[Page and application data records]

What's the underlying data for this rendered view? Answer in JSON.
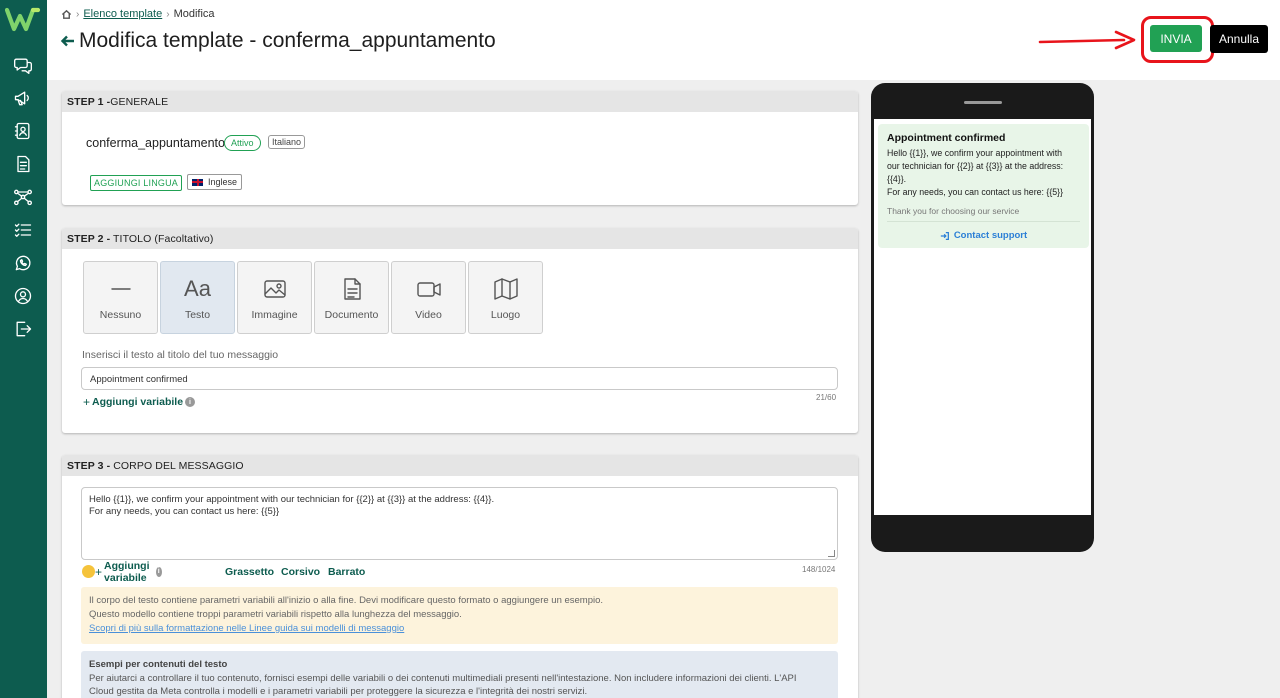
{
  "breadcrumb": {
    "link": "Elenco template",
    "current": "Modifica"
  },
  "page": {
    "title": "Modifica template - conferma_appuntamento"
  },
  "actions": {
    "send_label": "INVIA",
    "cancel_label": "Annulla"
  },
  "colors": {
    "sidebar": "#0d5c4f",
    "send_button": "#21a154",
    "cancel_button": "#000000",
    "annotation_red": "#e8141b",
    "bubble_bg": "#e8f5e8"
  },
  "sidebar": {
    "items": [
      {
        "icon": "chat-icon"
      },
      {
        "icon": "megaphone-icon"
      },
      {
        "icon": "contacts-icon"
      },
      {
        "icon": "document-icon"
      },
      {
        "icon": "flow-icon"
      },
      {
        "icon": "checklist-icon"
      },
      {
        "icon": "whatsapp-icon"
      },
      {
        "icon": "user-icon"
      },
      {
        "icon": "logout-icon"
      }
    ]
  },
  "step1": {
    "heading_bold": "STEP 1 -",
    "heading_rest": "GENERALE",
    "template_name": "conferma_appuntamento",
    "status_badge": "Attivo",
    "language_badge": "Italiano",
    "add_language_button": "AGGIUNGI LINGUA",
    "language_chip": "Inglese"
  },
  "step2": {
    "heading_bold": "STEP 2 -",
    "heading_rest": " TITOLO (Facoltativo)",
    "types": [
      {
        "label": "Nessuno",
        "icon": "dash-icon",
        "selected": false
      },
      {
        "label": "Testo",
        "icon": "text-aa-icon",
        "selected": true
      },
      {
        "label": "Immagine",
        "icon": "image-icon",
        "selected": false
      },
      {
        "label": "Documento",
        "icon": "document-icon",
        "selected": false
      },
      {
        "label": "Video",
        "icon": "video-icon",
        "selected": false
      },
      {
        "label": "Luogo",
        "icon": "map-icon",
        "selected": false
      }
    ],
    "title_label": "Inserisci il testo al titolo del tuo messaggio",
    "title_value": "Appointment confirmed",
    "add_variable": "Aggiungi variabile",
    "counter": "21/60"
  },
  "step3": {
    "heading_bold": "STEP 3 -",
    "heading_rest": " CORPO DEL MESSAGGIO",
    "body_line1": "Hello {{1}}, we confirm your appointment with our technician for {{2}} at {{3}} at the address: {{4}}.",
    "body_line2": "For any needs, you can contact us here: {{5}}",
    "add_variable": "Aggiungi variabile",
    "bold": "Grassetto",
    "italic": "Corsivo",
    "strike": "Barrato",
    "counter": "148/1024",
    "warning_line1": "Il corpo del testo contiene parametri variabili all'inizio o alla fine. Devi modificare questo formato o aggiungere un esempio.",
    "warning_line2": "Questo modello contiene troppi parametri variabili rispetto alla lunghezza del messaggio.",
    "warning_link": "Scopri di più sulla formattazione nelle Linee guida sui modelli di messaggio",
    "example_heading": "Esempi per contenuti del testo",
    "example_line1": "Per aiutarci a controllare il tuo contenuto, fornisci esempi delle variabili o dei contenuti multimediali presenti nell'intestazione. Non includere informazioni dei clienti. L'API",
    "example_line2": "Cloud gestita da Meta controlla i modelli e i parametri variabili per proteggere la sicurezza e l'integrità dei nostri servizi."
  },
  "preview": {
    "title": "Appointment confirmed",
    "body_line1": "Hello {{1}}, we confirm your appointment with",
    "body_line2": "our technician for {{2}} at {{3}} at the address:",
    "body_line3": "{{4}}.",
    "body_line4": "For any needs, you can contact us here: {{5}}",
    "footer": "Thank you for choosing our service",
    "button": "Contact support"
  }
}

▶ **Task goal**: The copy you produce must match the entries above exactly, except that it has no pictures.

▶ **Exercise output**:
What's the underlying data for this rendered view? Answer in JSON.
{
  "breadcrumb": {
    "link": "Elenco template",
    "current": "Modifica"
  },
  "page": {
    "title": "Modifica template - conferma_appuntamento"
  },
  "actions": {
    "send_label": "INVIA",
    "cancel_label": "Annulla"
  },
  "colors": {
    "sidebar": "#0d5c4f",
    "send_button": "#21a154",
    "cancel_button": "#000000",
    "annotation_red": "#e8141b",
    "bubble_bg": "#e8f5e8"
  },
  "sidebar": {
    "items": [
      {
        "icon": "chat-icon"
      },
      {
        "icon": "megaphone-icon"
      },
      {
        "icon": "contacts-icon"
      },
      {
        "icon": "document-icon"
      },
      {
        "icon": "flow-icon"
      },
      {
        "icon": "checklist-icon"
      },
      {
        "icon": "whatsapp-icon"
      },
      {
        "icon": "user-icon"
      },
      {
        "icon": "logout-icon"
      }
    ]
  },
  "step1": {
    "heading_bold": "STEP 1 -",
    "heading_rest": "GENERALE",
    "template_name": "conferma_appuntamento",
    "status_badge": "Attivo",
    "language_badge": "Italiano",
    "add_language_button": "AGGIUNGI LINGUA",
    "language_chip": "Inglese"
  },
  "step2": {
    "heading_bold": "STEP 2 -",
    "heading_rest": " TITOLO (Facoltativo)",
    "types": [
      {
        "label": "Nessuno",
        "icon": "dash-icon",
        "selected": false
      },
      {
        "label": "Testo",
        "icon": "text-aa-icon",
        "selected": true
      },
      {
        "label": "Immagine",
        "icon": "image-icon",
        "selected": false
      },
      {
        "label": "Documento",
        "icon": "document-icon",
        "selected": false
      },
      {
        "label": "Video",
        "icon": "video-icon",
        "selected": false
      },
      {
        "label": "Luogo",
        "icon": "map-icon",
        "selected": false
      }
    ],
    "title_label": "Inserisci il testo al titolo del tuo messaggio",
    "title_value": "Appointment confirmed",
    "add_variable": "Aggiungi variabile",
    "counter": "21/60"
  },
  "step3": {
    "heading_bold": "STEP 3 -",
    "heading_rest": " CORPO DEL MESSAGGIO",
    "body_line1": "Hello {{1}}, we confirm your appointment with our technician for {{2}} at {{3}} at the address: {{4}}.",
    "body_line2": "For any needs, you can contact us here: {{5}}",
    "add_variable": "Aggiungi variabile",
    "bold": "Grassetto",
    "italic": "Corsivo",
    "strike": "Barrato",
    "counter": "148/1024",
    "warning_line1": "Il corpo del testo contiene parametri variabili all'inizio o alla fine. Devi modificare questo formato o aggiungere un esempio.",
    "warning_line2": "Questo modello contiene troppi parametri variabili rispetto alla lunghezza del messaggio.",
    "warning_link": "Scopri di più sulla formattazione nelle Linee guida sui modelli di messaggio",
    "example_heading": "Esempi per contenuti del testo",
    "example_line1": "Per aiutarci a controllare il tuo contenuto, fornisci esempi delle variabili o dei contenuti multimediali presenti nell'intestazione. Non includere informazioni dei clienti. L'API",
    "example_line2": "Cloud gestita da Meta controlla i modelli e i parametri variabili per proteggere la sicurezza e l'integrità dei nostri servizi."
  },
  "preview": {
    "title": "Appointment confirmed",
    "body_line1": "Hello {{1}}, we confirm your appointment with",
    "body_line2": "our technician for {{2}} at {{3}} at the address:",
    "body_line3": "{{4}}.",
    "body_line4": "For any needs, you can contact us here: {{5}}",
    "footer": "Thank you for choosing our service",
    "button": "Contact support"
  }
}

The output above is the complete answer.